And, no hummingbird workshop would be complete without the most aggressive little bugger, the Red Baron, as was so affectionately called by all of us. It’s a male Rufous who dominates a particular feeder. In other words, he runs off all the other hummers. He usually sits atop a clamp or branch nearby, keeping a watchful eye on his bounty. If any other bird comes in for a taste of sugar water, he dives down to run them off. Each of us had to experience the Red Baron when it was our turn at his station. He drives away the other hummers leaving the unfortunate photog sitting there without taking a shot. When it was my turn, I took a gun and shot him! NO NO NO just kidding . . . I picked up my Nikon D600, 70-200mm, 1.4x teleconverter, and took photos elsewhere.

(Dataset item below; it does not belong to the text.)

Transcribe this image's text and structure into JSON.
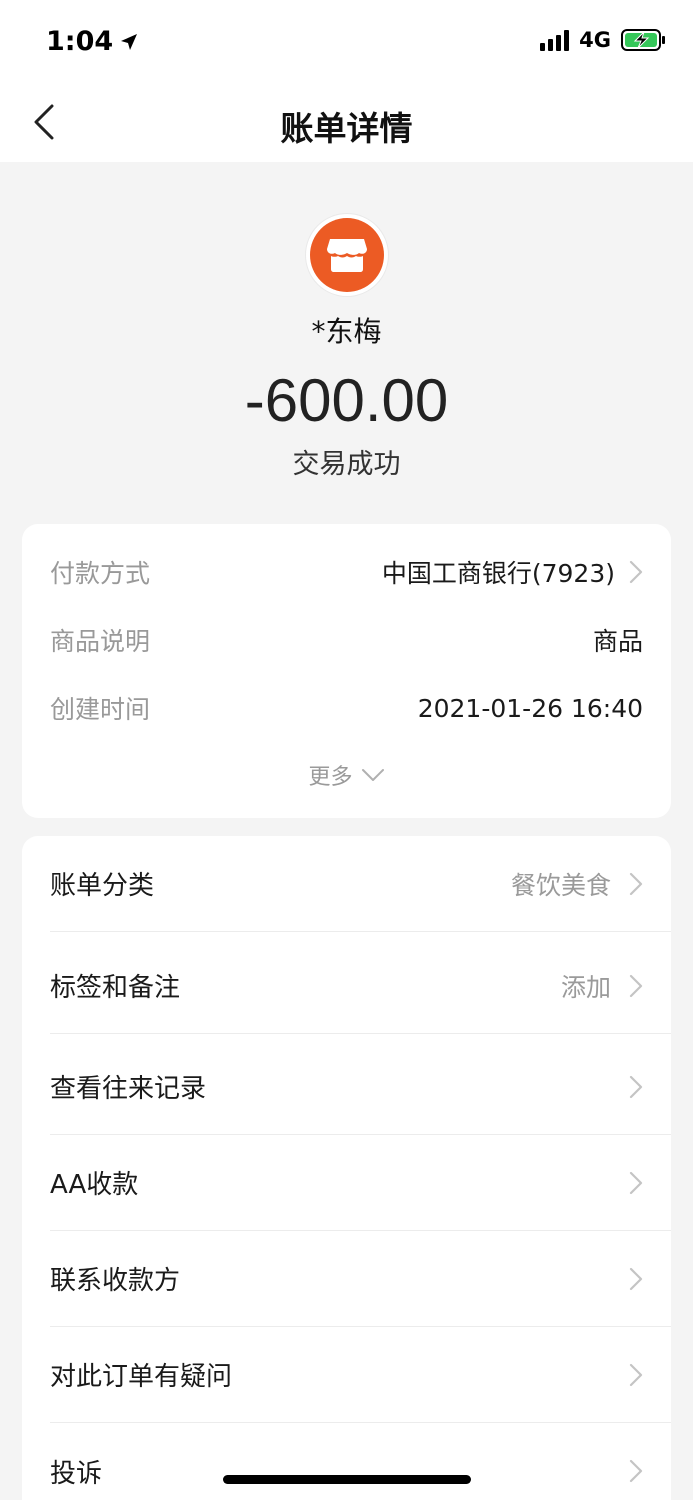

Maybe Not. Just recently I was asked why I attend photography workshops. They considered me to be a semi-professional photographer, and why would I need or desire to attend. My first answer was logistics. But more importantly, I enjoy meeting new photographers and learning from them. Case in point . . . I met a lovely and talented professional photographer, named Cheryl. And, since we were in the same group as well as following each other station to station, I had a chance to get to know her, and watch and learn her techniques. She graduated from the famed photography school, Brookings Institute. Her work has been published in numerous magazines and other publications, but, most impressively, she has won the distinguised award of first place in Nature’s Best Magazine contests. And, her work is on display at Getty’s Images.
Cheryl is an accomplished professional photographer but yet she was attending the hummingbird workshop. Maybe the question to ask . . . what value do you get for your money? For example, hummeringbird setups can be expensive and labor intensive. If that’s fun to you, then probably a workshop would not work. On the other hand, for photographers like me, I love the ease and the knowledge gained for the experts. I am planning workshop trips to Costa Rica, Alaska, and Arizona in 2014.
Towards the end of our workshop, the hummingbird whisperer came to capture, to weigh, to measure, to record, and to band our hummingbirds. She was an interesting and knowledgeable lady. She knew her birds. And, it was remarkable feat to do this . . . just imagine how small a hummer is and just how small that band is. She captured one bird who had been recorded three years ago. That small bird has been alive and returning to Bull River for three years.
Here are just a few of the thousands of photos I shot during my week at the Gerlach’s hummingbird workshop. If you love to photograph hummingbirds, then I highly recommend John and Barbara Gerlach’s Hummingbird workshops. Also, I recommend their “Winter in Yellowstone” workshop on snowmobiles. What a kick that was . . .